Stored data:
-- Opening Marker --

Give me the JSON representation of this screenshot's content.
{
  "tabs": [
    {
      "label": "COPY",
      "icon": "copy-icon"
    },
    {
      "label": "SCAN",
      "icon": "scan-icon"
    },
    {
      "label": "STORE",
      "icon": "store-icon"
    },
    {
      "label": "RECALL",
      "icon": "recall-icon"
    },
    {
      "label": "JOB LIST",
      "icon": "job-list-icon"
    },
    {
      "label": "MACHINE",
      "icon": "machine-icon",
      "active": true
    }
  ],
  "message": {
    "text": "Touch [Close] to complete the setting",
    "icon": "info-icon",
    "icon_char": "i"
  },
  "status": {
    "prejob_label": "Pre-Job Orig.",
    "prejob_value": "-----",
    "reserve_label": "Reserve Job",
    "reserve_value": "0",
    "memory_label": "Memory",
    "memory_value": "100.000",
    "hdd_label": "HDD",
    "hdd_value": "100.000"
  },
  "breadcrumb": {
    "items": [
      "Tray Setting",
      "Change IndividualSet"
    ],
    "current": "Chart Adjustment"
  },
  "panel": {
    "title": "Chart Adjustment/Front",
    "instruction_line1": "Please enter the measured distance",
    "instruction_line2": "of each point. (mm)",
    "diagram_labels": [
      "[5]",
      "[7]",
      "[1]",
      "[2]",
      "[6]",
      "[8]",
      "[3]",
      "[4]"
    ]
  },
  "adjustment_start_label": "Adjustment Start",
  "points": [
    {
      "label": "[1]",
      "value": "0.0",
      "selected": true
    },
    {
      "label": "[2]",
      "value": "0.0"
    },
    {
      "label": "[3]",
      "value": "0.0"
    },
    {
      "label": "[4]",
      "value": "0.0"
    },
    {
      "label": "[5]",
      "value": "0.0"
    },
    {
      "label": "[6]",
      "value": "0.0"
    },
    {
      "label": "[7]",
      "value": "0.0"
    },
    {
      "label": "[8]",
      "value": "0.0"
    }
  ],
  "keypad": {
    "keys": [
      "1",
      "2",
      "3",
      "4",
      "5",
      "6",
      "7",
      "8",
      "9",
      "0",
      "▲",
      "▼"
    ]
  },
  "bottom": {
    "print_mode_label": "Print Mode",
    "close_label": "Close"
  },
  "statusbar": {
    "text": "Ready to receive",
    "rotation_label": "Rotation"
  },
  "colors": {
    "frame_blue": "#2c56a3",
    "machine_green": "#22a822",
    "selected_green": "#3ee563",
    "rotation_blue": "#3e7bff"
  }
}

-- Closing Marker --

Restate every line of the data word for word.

Give me the JSON representation of this screenshot's content.
{
  "tabs": [
    {
      "label": "COPY",
      "icon": "copy-icon"
    },
    {
      "label": "SCAN",
      "icon": "scan-icon"
    },
    {
      "label": "STORE",
      "icon": "store-icon"
    },
    {
      "label": "RECALL",
      "icon": "recall-icon"
    },
    {
      "label": "JOB LIST",
      "icon": "job-list-icon"
    },
    {
      "label": "MACHINE",
      "icon": "machine-icon",
      "active": true
    }
  ],
  "message": {
    "text": "Touch [Close] to complete the setting",
    "icon": "info-icon",
    "icon_char": "i"
  },
  "status": {
    "prejob_label": "Pre-Job Orig.",
    "prejob_value": "-----",
    "reserve_label": "Reserve Job",
    "reserve_value": "0",
    "memory_label": "Memory",
    "memory_value": "100.000",
    "hdd_label": "HDD",
    "hdd_value": "100.000"
  },
  "breadcrumb": {
    "items": [
      "Tray Setting",
      "Change IndividualSet"
    ],
    "current": "Chart Adjustment"
  },
  "panel": {
    "title": "Chart Adjustment/Front",
    "instruction_line1": "Please enter the measured distance",
    "instruction_line2": "of each point. (mm)",
    "diagram_labels": [
      "[5]",
      "[7]",
      "[1]",
      "[2]",
      "[6]",
      "[8]",
      "[3]",
      "[4]"
    ]
  },
  "adjustment_start_label": "Adjustment Start",
  "points": [
    {
      "label": "[1]",
      "value": "0.0",
      "selected": true
    },
    {
      "label": "[2]",
      "value": "0.0"
    },
    {
      "label": "[3]",
      "value": "0.0"
    },
    {
      "label": "[4]",
      "value": "0.0"
    },
    {
      "label": "[5]",
      "value": "0.0"
    },
    {
      "label": "[6]",
      "value": "0.0"
    },
    {
      "label": "[7]",
      "value": "0.0"
    },
    {
      "label": "[8]",
      "value": "0.0"
    }
  ],
  "keypad": {
    "keys": [
      "1",
      "2",
      "3",
      "4",
      "5",
      "6",
      "7",
      "8",
      "9",
      "0",
      "▲",
      "▼"
    ]
  },
  "bottom": {
    "print_mode_label": "Print Mode",
    "close_label": "Close"
  },
  "statusbar": {
    "text": "Ready to receive",
    "rotation_label": "Rotation"
  },
  "colors": {
    "frame_blue": "#2c56a3",
    "machine_green": "#22a822",
    "selected_green": "#3ee563",
    "rotation_blue": "#3e7bff"
  }
}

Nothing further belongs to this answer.